A winding drive midway up a mountainside takes you to Artvin, the capital of the province. At the foot of the escarpment, a ruined 16th-century castle crowns a rocky outcrop. Artvin is a charming city with beautiful old Turkish houses, typical of the region. The area’s mild climate makes summer visits delightfully refreshing and every June, crowds of tourists, as well as brightly-clad locals, throng to the Kafkasör festival, where the spectacle of fighting bulls highlights the celebration. The adventurous might like to attempt white-water rafting on the wild, romantic Çoruh river.
During the Middle Ages the Artvin area came under Georgian sovereignty, which makes it the best place for touring remains of the Georgian past. Its wonderfully scenic roads lead to the ruined churches and settlements that stand as a legacy of this period. The best-preserved of these are at Barhal and Ishan, in the majestic Kaçkar Mountains. Barhal also offers some of the best country horseback riding. Several other churches in Bagbasi and Çamliyamaç are just off the road to Erzurum, passing by the Tortum Waterfalls and the pristine Tortum Lake. Other Georgian churches and settlements near Yusufeli are Dörtkilise, Köprügören, and Tekkale. Yusufeli itself boasts wonderful possibilities for nature lovers and hiking at 4000 meters. East of Artvin is the former Georgian capital Ardanuç, with its famous castle, which overlooks the longest canyon in the region.

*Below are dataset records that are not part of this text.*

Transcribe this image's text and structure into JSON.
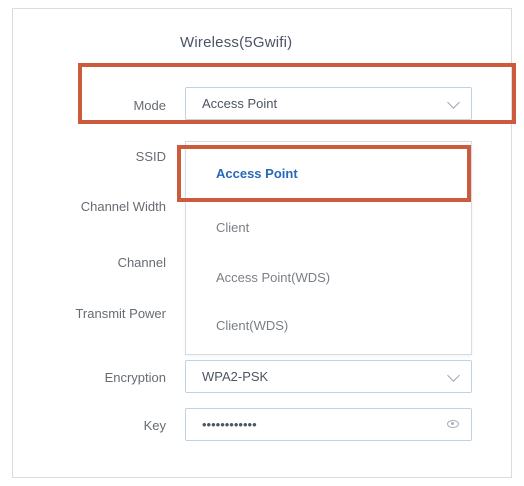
{
  "section": {
    "title": "Wireless(5Gwifi)"
  },
  "fields": {
    "mode": {
      "label": "Mode",
      "value": "Access Point"
    },
    "ssid": {
      "label": "SSID"
    },
    "channel_width": {
      "label": "Channel Width"
    },
    "channel": {
      "label": "Channel"
    },
    "transmit_power": {
      "label": "Transmit Power"
    },
    "encryption": {
      "label": "Encryption",
      "value": "WPA2-PSK"
    },
    "key": {
      "label": "Key",
      "value": "••••••••••••"
    }
  },
  "mode_dropdown": {
    "options": [
      "Access Point",
      "Client",
      "Access Point(WDS)",
      "Client(WDS)"
    ],
    "selected": "Access Point"
  },
  "colors": {
    "accent": "#2869b8",
    "highlight": "#cc5a3c",
    "border": "#bcd3e6"
  }
}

55 km east of Artvin is Savsat, an alpine village surrounded by meadows of wild flowers and butterflies, rushing streams and quaint chalets. The local womens’ organisation has established a training center for weaving in an attempt to keep the indigenous carpet and kilim traditions alive. Karagöl – Sahara National Park, 17 km from Savsat on the way to Ardahan, has one of the most beautiful Karagöl alpine lakes as well as the widely-known Sahara plateau. The lake is 45 km northeast of Savsat via Veliköy Village, another typical authentic village. The area around the lake is covered with a variety of pine trees and also has picnic facilities. Wildlife, including bears, is plentiful. The Sahara plateau itself is also covered with beautiful mineral and fresh springs. On the plateau is Kocabey Kislagi Village where you can see traditional wooden houses with their friendly residents. Another important plateau and popular summer residence in the region is Bilbilan whose people are also exceptionally welcoming and helpful. Generally, in all the national parks you can see wonderful examples of birds and butterflies.